Examinations for sergeant, lieutenant, and captain go beyond grammar and synonyms. Their multiple choice questions call for memorizing textbook information and hypothetical situations requiring action. By this time we should realize that most tests test your talent for test-taking. High scores usually go to those who can work out verbal and arithmetic puzzles, particularly under pressure, and in the case of the police, they must spot the differences among clichés such as the ones listed in the accompanying test. Whether this yields men and women who can effectively run a precinct is of course another matter. Promotion by tests is “fair” in that favoritism is presumably excluded. Even so, what began as a merit system has become an exercise in memorization.

Writing about the police always calls for much soul-searching. Even those who are highly critical of the police will point to acts of personal courage that occur in the line of duty. It is not easy to raise questions about people who take risks on your behalf. Criticism of the pay or pensions or malingering of the police should come only from those who can stand similar scrutiny. Thus it is hard to take issue with the claim that officers put their lives on the line, or with their wives when they are quoted as wondering if their husbands will be home for dinner.

“I have been to many police officer funerals—too many,” writes Pierce Brooks. Officer Down, Code Three was originally intended as a training manual, giving semifictional cases of officers losing their lives by ignoring telltale signs. Rejected suitors are especially dangerous, as are robbers fleeing from a bank. Families whose quarrels turn violent usually have a gun in the house. And you don’t relax when the sidewalks end. “Over 50 percent of all officers killed died in rural and suburban counties and cities with populations of less than 25,000.” The book is grim yet fascinating, and is selling well in a trade edition. What Brooks does not mention is that fatalities among policemen are relatively rare. In 1975, 185 officers were killed while on duty; 56 in accidents and 129 by acts of homicide. This works out to a ratio of about 35 per 100,000 policemen. Actuarial statistics indicate that miners, lumberjacks, and construction workers have higher rates of mortality than the police. And the rate for firemen is 108 per 100,000, three times that for patrolmen. As it happens, the frequency of death by homicide for all black men between the ages of twenty-five and thirty-four is six times the rate for police.

But numbers are obviously not the issue. Gunning down a patrolman can amount to a revolutionary act. The willingness of people to fire on an officer becomes a measure of insurrection in our midst. We expect even armed criminals to surrender when caught by the police. That is why legislatures seek to preserve the death penalty for this offense if for no other. Even those who speak of curing the causes of crime acknowledge that having the police present means more of us stay alive. However none of the books reviewed here is willing to assert that the police can do appreciably more than they are currently doing. One can favor having them ride one to a car, or live in the cities that employ them. One can hope that the residents of black slums, who suffer most from violent crime, would be safer if more of their police came from such places themselves.
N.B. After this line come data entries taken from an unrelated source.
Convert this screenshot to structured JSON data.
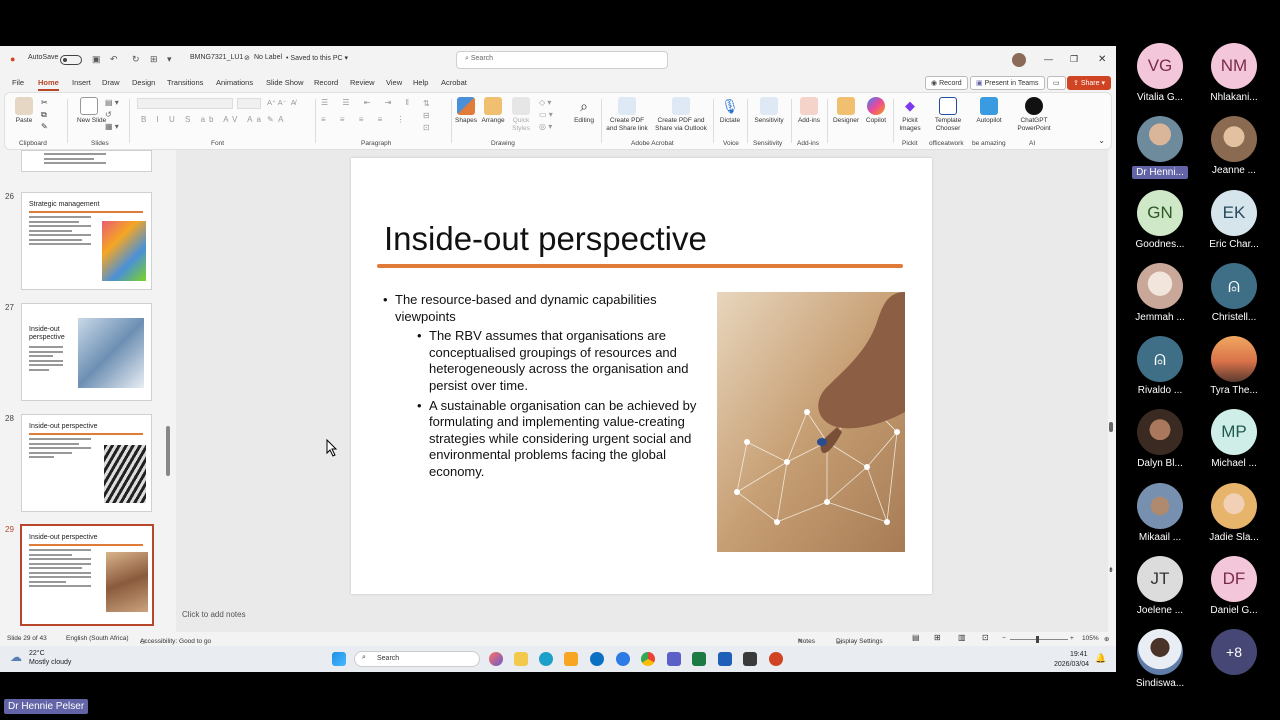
{
  "window": {
    "autosave_label": "AutoSave",
    "file_name": "BMNG7321_LU1",
    "label_status": "No Label",
    "save_status": "Saved to this PC",
    "search_placeholder": "Search"
  },
  "menu": {
    "items": [
      "File",
      "Home",
      "Insert",
      "Draw",
      "Design",
      "Transitions",
      "Animations",
      "Slide Show",
      "Record",
      "Review",
      "View",
      "Help",
      "Acrobat"
    ],
    "active": "Home",
    "record_label": "Record",
    "present_teams_label": "Present in Teams",
    "share_label": "Share"
  },
  "ribbon": {
    "paste": "Paste",
    "new_slide": "New Slide",
    "groups": [
      "Clipboard",
      "Slides",
      "Font",
      "Paragraph",
      "Drawing",
      "Adobe Acrobat",
      "Voice",
      "Sensitivity",
      "Add-ins",
      "Pickit",
      "officeatwork",
      "be amazing",
      "AI"
    ],
    "shapes": "Shapes",
    "arrange": "Arrange",
    "quick_styles": "Quick Styles",
    "editing": "Editing",
    "create_pdf_share": "Create PDF and Share link",
    "create_pdf_outlook": "Create PDF and Share via Outlook",
    "dictate": "Dictate",
    "sensitivity": "Sensitivity",
    "addins": "Add-ins",
    "designer": "Designer",
    "copilot": "Copilot",
    "pickit_images": "Pickit Images",
    "template_chooser": "Template Chooser",
    "autopilot": "Autopilot",
    "chatgpt_pp": "ChatGPT PowerPoint"
  },
  "thumbnails": [
    {
      "num": "26",
      "title": "Strategic management"
    },
    {
      "num": "27",
      "title": "Inside-out perspective"
    },
    {
      "num": "28",
      "title": "Inside-out perspective"
    },
    {
      "num": "29",
      "title": "Inside-out perspective"
    }
  ],
  "slide": {
    "title": "Inside-out perspective",
    "bullet1": "The resource-based and dynamic capabilities viewpoints",
    "sub1": "The RBV assumes that organisations are conceptualised groupings of resources and heterogeneously across the organisation and persist over time.",
    "sub2": "A sustainable organisation can be achieved by formulating and implementing value-creating strategies while considering urgent social and environmental problems facing the global economy."
  },
  "notes_placeholder": "Click to add notes",
  "status": {
    "slide_count": "Slide 29 of 43",
    "language": "English (South Africa)",
    "accessibility": "Accessibility: Good to go",
    "notes": "Notes",
    "display_settings": "Display Settings",
    "zoom": "105%"
  },
  "taskbar": {
    "weather_temp": "22°C",
    "weather_desc": "Mostly cloudy",
    "search": "Search",
    "time": "19:41",
    "date": "2026/03/04"
  },
  "participants": [
    {
      "initials": "VG",
      "name": "Vitalia G...",
      "color": "#f4c6d9"
    },
    {
      "initials": "NM",
      "name": "Nhlakani...",
      "color": "#f4c6d9"
    },
    {
      "initials": "",
      "name": "Dr Henni...",
      "color": "#9aa5ad"
    },
    {
      "initials": "",
      "name": "Jeanne ...",
      "color": "#c9a98a"
    },
    {
      "initials": "GN",
      "name": "Goodnes...",
      "color": "#cfe8c8"
    },
    {
      "initials": "EK",
      "name": "Eric Char...",
      "color": "#d6e4ec"
    },
    {
      "initials": "",
      "name": "Jemmah ...",
      "color": "#d9b5a8"
    },
    {
      "initials": "",
      "name": "Christell...",
      "color": "#3f6f86"
    },
    {
      "initials": "",
      "name": "Rivaldo ...",
      "color": "#3f6f86"
    },
    {
      "initials": "",
      "name": "Tyra The...",
      "color": "#d98c56"
    },
    {
      "initials": "",
      "name": "Dalyn Bl...",
      "color": "#7a5646"
    },
    {
      "initials": "MP",
      "name": "Michael ...",
      "color": "#cfeee8"
    },
    {
      "initials": "",
      "name": "Mikaail ...",
      "color": "#7890b0"
    },
    {
      "initials": "",
      "name": "Jadie Sla...",
      "color": "#e6c4a5"
    },
    {
      "initials": "JT",
      "name": "Joelene ...",
      "color": "#dcdcdc"
    },
    {
      "initials": "DF",
      "name": "Daniel G...",
      "color": "#f4c6d9"
    },
    {
      "initials": "",
      "name": "Sindiswa...",
      "color": "#5f7da8"
    },
    {
      "initials": "+8",
      "name": "",
      "color": "#464775"
    }
  ],
  "speaker": "Dr Hennie Pelser"
}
But that such reforms will make our streets safer is no more possible to show than the effectiveness of mathematical models or restoring capital punishment.

Answers to the Examination for Promotion to Police Lieutenant on p. 6.

1:D 2:B 3:A 4:E

This Issue

September 15, 1977